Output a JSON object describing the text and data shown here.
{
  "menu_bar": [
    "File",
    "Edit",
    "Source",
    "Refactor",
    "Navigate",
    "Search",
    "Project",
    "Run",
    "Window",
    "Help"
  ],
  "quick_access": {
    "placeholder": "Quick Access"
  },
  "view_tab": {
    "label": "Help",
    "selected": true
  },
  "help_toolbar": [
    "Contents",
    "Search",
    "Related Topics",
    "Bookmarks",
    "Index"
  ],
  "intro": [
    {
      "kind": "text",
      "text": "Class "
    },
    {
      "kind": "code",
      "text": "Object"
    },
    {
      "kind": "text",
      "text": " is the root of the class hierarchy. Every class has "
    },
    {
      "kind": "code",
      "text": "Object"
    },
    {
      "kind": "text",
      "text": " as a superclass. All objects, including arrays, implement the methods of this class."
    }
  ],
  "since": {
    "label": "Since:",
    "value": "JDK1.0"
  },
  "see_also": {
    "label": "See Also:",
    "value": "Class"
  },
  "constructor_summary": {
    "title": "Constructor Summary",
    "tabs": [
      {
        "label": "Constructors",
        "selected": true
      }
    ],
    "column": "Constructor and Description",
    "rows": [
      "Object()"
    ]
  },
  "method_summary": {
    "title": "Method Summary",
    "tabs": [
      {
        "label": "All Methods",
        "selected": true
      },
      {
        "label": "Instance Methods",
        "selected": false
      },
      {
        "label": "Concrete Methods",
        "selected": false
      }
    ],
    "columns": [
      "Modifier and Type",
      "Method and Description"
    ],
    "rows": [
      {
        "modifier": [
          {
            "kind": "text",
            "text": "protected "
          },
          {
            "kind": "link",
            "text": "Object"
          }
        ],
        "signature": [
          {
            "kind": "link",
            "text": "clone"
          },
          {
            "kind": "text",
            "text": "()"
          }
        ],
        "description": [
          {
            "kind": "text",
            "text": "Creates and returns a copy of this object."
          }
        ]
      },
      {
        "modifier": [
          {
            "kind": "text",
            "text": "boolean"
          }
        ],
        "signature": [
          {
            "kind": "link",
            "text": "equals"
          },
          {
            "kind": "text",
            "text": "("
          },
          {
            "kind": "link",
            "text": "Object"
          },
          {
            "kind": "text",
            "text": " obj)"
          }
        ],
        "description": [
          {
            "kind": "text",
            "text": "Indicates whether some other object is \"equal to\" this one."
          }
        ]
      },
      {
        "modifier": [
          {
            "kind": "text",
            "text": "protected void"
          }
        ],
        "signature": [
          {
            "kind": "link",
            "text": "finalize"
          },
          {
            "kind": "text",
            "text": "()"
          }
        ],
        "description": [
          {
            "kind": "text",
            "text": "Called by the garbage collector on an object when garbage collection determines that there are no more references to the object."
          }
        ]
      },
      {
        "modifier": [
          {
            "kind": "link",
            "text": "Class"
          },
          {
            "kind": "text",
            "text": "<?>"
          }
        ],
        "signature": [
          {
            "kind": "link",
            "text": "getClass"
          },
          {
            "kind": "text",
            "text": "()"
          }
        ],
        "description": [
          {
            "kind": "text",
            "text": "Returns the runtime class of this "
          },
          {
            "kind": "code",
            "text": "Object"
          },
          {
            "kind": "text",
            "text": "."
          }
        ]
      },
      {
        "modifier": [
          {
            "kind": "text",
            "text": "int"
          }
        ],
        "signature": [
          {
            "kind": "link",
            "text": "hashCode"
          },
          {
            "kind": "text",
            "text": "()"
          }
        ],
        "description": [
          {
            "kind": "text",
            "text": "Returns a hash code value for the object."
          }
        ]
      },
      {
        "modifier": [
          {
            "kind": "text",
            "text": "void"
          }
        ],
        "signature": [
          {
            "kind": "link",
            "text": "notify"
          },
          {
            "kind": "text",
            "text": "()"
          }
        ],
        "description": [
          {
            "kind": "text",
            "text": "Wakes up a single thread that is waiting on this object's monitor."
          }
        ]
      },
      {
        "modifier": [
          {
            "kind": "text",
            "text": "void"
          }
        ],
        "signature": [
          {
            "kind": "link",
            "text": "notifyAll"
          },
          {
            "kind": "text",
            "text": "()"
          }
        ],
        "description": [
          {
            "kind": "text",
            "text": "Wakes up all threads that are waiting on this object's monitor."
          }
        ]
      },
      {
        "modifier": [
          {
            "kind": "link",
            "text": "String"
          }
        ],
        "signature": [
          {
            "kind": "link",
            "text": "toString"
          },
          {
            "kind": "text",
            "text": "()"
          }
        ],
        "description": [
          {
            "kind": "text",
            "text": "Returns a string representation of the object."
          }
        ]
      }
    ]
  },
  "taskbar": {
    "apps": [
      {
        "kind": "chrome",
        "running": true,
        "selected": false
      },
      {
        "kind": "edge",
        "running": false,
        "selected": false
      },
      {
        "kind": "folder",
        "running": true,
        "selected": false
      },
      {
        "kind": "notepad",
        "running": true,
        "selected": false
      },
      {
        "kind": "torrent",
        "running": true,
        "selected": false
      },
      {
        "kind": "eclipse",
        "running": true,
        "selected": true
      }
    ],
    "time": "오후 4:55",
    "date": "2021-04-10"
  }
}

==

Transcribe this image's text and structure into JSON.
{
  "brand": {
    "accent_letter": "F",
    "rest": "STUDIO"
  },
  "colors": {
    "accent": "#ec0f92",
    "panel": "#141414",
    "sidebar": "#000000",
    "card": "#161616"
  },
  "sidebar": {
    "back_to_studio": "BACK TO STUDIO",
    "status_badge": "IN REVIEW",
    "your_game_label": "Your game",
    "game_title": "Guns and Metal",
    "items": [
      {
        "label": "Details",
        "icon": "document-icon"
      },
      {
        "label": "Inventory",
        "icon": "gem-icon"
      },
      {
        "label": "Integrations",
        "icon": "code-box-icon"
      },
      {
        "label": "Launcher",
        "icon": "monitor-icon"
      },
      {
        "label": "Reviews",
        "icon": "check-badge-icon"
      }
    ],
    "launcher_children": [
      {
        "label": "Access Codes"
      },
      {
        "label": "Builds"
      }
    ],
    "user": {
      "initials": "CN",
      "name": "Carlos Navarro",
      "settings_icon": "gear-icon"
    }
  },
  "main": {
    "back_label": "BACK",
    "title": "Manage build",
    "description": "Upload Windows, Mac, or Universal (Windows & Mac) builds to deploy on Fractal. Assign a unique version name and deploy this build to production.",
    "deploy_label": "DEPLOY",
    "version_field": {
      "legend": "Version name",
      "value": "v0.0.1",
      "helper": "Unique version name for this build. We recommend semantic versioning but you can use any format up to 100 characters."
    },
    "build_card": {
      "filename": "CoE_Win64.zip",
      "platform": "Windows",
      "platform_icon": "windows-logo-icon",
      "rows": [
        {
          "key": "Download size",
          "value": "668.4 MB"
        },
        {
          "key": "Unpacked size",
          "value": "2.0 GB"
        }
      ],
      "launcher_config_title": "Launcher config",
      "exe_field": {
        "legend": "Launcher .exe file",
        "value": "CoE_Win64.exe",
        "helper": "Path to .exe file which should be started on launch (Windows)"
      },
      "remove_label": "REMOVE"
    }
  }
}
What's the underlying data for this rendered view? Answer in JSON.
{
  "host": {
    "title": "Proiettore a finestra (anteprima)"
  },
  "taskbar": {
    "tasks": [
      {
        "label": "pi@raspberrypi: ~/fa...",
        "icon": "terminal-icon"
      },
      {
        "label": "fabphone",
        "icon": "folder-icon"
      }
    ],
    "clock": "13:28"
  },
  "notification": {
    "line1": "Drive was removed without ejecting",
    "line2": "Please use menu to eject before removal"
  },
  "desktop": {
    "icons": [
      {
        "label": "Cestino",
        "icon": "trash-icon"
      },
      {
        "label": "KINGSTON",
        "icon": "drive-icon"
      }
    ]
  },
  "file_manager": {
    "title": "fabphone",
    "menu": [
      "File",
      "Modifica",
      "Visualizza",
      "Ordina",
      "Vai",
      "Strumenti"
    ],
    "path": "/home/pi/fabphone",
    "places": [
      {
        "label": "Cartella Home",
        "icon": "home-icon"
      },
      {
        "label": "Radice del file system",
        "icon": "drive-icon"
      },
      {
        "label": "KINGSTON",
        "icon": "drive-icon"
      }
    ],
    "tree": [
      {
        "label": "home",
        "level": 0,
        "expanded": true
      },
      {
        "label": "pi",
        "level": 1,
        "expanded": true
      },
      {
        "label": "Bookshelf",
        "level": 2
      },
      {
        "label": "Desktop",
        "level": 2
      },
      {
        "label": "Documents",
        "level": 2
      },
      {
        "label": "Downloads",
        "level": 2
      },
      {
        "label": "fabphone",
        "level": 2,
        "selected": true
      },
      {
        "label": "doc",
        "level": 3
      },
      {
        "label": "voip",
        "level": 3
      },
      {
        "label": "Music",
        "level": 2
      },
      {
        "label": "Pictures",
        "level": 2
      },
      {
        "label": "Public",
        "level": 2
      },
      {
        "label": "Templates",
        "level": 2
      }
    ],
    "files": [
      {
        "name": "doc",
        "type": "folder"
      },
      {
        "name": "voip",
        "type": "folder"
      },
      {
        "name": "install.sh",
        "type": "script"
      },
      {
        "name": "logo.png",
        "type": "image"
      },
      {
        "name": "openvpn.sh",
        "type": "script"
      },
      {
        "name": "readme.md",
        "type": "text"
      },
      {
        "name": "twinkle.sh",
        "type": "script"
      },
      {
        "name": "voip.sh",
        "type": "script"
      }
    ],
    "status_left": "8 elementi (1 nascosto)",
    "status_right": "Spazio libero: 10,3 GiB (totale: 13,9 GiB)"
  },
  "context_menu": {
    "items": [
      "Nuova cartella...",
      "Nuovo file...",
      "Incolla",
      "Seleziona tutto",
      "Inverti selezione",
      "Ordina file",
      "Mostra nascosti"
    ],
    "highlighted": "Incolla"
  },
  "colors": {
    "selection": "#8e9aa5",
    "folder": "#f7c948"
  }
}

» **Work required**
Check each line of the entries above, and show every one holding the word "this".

» **Task result**
      "text": " as a superclass. All objects, including arrays, implement the methods of this class."
            "text": "Creates and returns a copy of this object."
            "text": "Indicates whether some other object is \"equal to\" this one."
            "text": "Returns the runtime class of this "
            "text": "Wakes up a single thread that is waiting on this object's monitor."
            "text": "Wakes up all threads that are waiting on this object's monitor."
Transcribe this image's text and structure into JSON.
    "description": "Upload Windows, Mac, or Universal (Windows & Mac) builds to deploy on Fractal. Assign a unique version name and deploy this build to production.",
      "helper": "Unique version name for this build. We recommend semantic versioning but you can use any format up to 100 characters."
What's the underlying data for this rendered view? Answer in JSON.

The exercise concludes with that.